Report pegs Jones Library renovation costs at $8M

  • Jones Library JERREY ROBERTS

Staff Writer
Thursday, May 04, 2017

AMHERST — Renovations to the Jones Library building, including repairs needed to meet current building codes and Americans with Disabilities Act requirements, would cost in excess of $8 million, according to a 29-page report from Western Builders of Granby.

The deferred maintenance report, provided to Library Director Sharon Sharry on Monday, will be discussed by library trustees at their meeting Thursday, which begins at 9:05 a.m. in the Goodwin Room at the 43 Amity St. building.

The report comes in advance of the May 10 session of annual Town Meeting, when members will be asked to approve the building program for a potential $35.6 million project to renovate and expand the building, which opened in 1928 and had an addition built in 1993. The new program would create a 65,000-square-foot building that would add 17,000 square feet to the existing building.

Endorsement of the building program would allow trustees to move forward in seeking Massachusetts Board of Library Commissioners funding. The Jones is one of 33 libraries competing for the state money, with five to eight communities invited to go through the process in the first year.

Western Builders’ report shows that 13 capital repairs — including replacing the skylight in the atrium and an elevator near the main entrance, interior and exterior improvements, and mechanical, electrical and plumbing upgrades — would run between $8.1 million and $9.6 million, with the higher cost assuming that library operations would continue on site, necessitating phasing of the work.

If the library gets a state construction grant, the project would come back to the town for around $15 million, with municipal spending on the project up for a vote at the annual Town Meeting in 2018, at the earliest.

Based on the report from Western Builders, which was commissioned in February, the most expensive improvements would be the $3.7 million in mechanical, electrical and plumbing work that would take six months to complete.
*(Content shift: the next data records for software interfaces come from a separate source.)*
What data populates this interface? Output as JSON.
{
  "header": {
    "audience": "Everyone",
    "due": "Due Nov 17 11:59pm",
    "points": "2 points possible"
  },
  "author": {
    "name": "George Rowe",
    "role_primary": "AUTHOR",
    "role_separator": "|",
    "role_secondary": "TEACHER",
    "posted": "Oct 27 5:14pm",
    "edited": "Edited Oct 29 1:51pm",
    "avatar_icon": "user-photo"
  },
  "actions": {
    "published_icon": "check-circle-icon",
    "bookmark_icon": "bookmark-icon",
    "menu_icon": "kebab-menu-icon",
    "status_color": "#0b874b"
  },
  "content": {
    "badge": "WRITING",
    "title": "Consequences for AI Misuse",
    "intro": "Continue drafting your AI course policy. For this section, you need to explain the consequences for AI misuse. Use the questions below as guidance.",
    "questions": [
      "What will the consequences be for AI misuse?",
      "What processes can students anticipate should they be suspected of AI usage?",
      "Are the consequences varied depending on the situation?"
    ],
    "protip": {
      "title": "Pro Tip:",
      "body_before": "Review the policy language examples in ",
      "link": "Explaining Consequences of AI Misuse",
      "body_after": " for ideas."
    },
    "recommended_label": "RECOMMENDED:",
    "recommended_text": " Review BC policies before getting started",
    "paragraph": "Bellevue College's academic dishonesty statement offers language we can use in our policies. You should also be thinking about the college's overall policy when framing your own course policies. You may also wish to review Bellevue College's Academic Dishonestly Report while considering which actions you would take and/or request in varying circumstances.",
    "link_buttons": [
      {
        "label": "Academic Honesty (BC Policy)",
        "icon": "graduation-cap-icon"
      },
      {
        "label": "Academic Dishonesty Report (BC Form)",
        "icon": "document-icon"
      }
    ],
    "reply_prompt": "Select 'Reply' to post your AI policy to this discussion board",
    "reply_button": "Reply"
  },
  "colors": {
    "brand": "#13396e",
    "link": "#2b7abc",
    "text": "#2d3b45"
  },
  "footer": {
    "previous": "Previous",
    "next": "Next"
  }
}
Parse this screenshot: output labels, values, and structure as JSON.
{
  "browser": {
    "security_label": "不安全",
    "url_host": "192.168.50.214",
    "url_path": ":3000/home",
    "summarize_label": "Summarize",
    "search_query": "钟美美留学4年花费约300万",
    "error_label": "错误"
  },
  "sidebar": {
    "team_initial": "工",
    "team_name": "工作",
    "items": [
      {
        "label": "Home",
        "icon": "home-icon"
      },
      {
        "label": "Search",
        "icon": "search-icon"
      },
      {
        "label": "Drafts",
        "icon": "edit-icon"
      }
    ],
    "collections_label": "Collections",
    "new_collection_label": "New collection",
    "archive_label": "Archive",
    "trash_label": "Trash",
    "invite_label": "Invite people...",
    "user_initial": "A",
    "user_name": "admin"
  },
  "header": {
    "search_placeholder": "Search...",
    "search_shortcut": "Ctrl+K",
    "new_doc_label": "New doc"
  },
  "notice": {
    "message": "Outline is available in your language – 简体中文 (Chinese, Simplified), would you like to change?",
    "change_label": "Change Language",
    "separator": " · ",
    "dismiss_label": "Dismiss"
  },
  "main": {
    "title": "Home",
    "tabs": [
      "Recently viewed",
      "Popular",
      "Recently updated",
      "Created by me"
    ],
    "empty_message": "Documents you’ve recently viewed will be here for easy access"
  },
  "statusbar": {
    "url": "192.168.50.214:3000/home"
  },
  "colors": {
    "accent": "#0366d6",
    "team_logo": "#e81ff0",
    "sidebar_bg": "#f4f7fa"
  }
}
Interior improvements, such as new carpeting and painting, would cost $2.5 million, over four months, and exterior improvements would be $1.6 million, over 26 weeks.

Replacing the skylight would take 10 weeks at a $567,517 cost, and replacing the south elevator would run $790,105 and 14 weeks.

But the report cautions that cost projections, based on construction work starting in May 2018, may be low. If project costs exceed 30 percent of assessed property value over a three-year period, this would trigger full-scale ADA compliance, which adds significant costs, such as providing wider stacks to accommodate wheelchairs.

Meanwhile, the report also dismisses the possibility of adding a second floor above the atrium to gain space.

“Along with the significant existing exterior architectural roof and facade renovations work that would be required, expansive interior architectural alterations would also be required for access for the new structural work. In summary, the cost of adding this small amount of building floor area would be prohibitively expensive.”

Scott Merzbach can be reached at smerzbach@gazettenet.com.